### Task data

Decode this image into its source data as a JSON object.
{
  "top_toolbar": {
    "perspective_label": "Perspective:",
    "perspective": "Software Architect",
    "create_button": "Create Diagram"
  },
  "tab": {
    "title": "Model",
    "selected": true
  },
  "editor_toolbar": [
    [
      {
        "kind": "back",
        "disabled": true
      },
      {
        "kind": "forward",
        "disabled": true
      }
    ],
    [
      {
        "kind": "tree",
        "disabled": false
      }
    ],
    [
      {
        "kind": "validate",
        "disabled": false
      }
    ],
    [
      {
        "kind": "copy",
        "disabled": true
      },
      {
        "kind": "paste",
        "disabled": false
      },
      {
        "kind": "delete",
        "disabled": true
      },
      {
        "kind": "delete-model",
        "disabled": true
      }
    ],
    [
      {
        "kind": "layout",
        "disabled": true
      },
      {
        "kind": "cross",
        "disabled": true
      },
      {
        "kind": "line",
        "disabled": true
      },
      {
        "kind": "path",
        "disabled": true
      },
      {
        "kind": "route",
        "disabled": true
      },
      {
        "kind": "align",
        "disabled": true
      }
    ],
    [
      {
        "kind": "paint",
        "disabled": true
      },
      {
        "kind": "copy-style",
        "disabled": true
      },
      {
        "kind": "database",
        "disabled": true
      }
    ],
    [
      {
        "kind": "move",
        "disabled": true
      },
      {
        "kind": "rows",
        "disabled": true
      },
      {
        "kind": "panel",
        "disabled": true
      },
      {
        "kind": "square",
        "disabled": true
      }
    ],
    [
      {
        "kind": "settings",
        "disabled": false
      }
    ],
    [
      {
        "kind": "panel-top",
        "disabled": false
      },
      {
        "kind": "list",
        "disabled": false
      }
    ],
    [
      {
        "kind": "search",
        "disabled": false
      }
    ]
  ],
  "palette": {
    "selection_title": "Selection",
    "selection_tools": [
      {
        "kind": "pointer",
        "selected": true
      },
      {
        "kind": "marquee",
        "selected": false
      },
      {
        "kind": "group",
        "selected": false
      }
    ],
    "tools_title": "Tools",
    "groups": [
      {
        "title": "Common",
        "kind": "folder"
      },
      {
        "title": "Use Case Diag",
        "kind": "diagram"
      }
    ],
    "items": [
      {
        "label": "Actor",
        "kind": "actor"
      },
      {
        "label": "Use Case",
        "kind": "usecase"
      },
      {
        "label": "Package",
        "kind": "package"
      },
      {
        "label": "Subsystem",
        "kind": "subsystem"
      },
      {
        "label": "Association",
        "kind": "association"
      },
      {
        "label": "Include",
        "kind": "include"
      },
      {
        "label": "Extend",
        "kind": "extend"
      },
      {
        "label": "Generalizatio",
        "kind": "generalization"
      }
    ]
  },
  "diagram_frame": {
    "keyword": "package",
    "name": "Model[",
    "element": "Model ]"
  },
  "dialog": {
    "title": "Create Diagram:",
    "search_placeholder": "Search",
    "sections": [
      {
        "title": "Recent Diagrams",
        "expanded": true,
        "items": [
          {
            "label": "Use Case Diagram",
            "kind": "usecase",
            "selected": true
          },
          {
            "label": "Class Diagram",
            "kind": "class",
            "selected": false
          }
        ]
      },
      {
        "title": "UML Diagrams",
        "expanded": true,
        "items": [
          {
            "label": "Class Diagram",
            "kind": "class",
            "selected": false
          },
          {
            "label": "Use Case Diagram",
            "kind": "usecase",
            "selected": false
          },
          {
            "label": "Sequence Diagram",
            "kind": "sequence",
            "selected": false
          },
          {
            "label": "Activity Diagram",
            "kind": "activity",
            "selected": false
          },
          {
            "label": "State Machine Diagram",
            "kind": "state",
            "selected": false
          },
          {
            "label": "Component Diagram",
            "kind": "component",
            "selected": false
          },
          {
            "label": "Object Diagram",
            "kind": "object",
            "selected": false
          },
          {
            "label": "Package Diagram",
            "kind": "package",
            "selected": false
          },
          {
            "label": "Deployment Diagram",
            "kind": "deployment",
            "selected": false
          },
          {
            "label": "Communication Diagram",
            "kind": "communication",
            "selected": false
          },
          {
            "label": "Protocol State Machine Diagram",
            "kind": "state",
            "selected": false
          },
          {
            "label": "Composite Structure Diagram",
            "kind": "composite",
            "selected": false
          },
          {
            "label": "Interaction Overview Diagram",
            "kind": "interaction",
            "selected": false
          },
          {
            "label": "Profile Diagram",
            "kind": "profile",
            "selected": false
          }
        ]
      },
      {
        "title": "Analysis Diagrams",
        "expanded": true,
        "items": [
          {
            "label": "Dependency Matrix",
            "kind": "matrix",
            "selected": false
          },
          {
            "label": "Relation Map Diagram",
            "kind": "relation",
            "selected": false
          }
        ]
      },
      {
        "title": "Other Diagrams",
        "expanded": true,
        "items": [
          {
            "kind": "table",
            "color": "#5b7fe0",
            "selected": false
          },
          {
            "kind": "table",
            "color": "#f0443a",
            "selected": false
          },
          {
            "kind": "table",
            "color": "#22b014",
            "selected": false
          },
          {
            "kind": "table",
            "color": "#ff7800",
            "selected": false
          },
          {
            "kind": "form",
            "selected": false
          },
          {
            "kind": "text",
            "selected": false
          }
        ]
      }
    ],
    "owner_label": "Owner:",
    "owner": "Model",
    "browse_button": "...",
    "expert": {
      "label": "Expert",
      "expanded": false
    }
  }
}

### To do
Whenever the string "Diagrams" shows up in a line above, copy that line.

### Expected answer
        "title": "Recent Diagrams",
        "title": "UML Diagrams",
        "title": "Analysis Diagrams",
        "title": "Other Diagrams",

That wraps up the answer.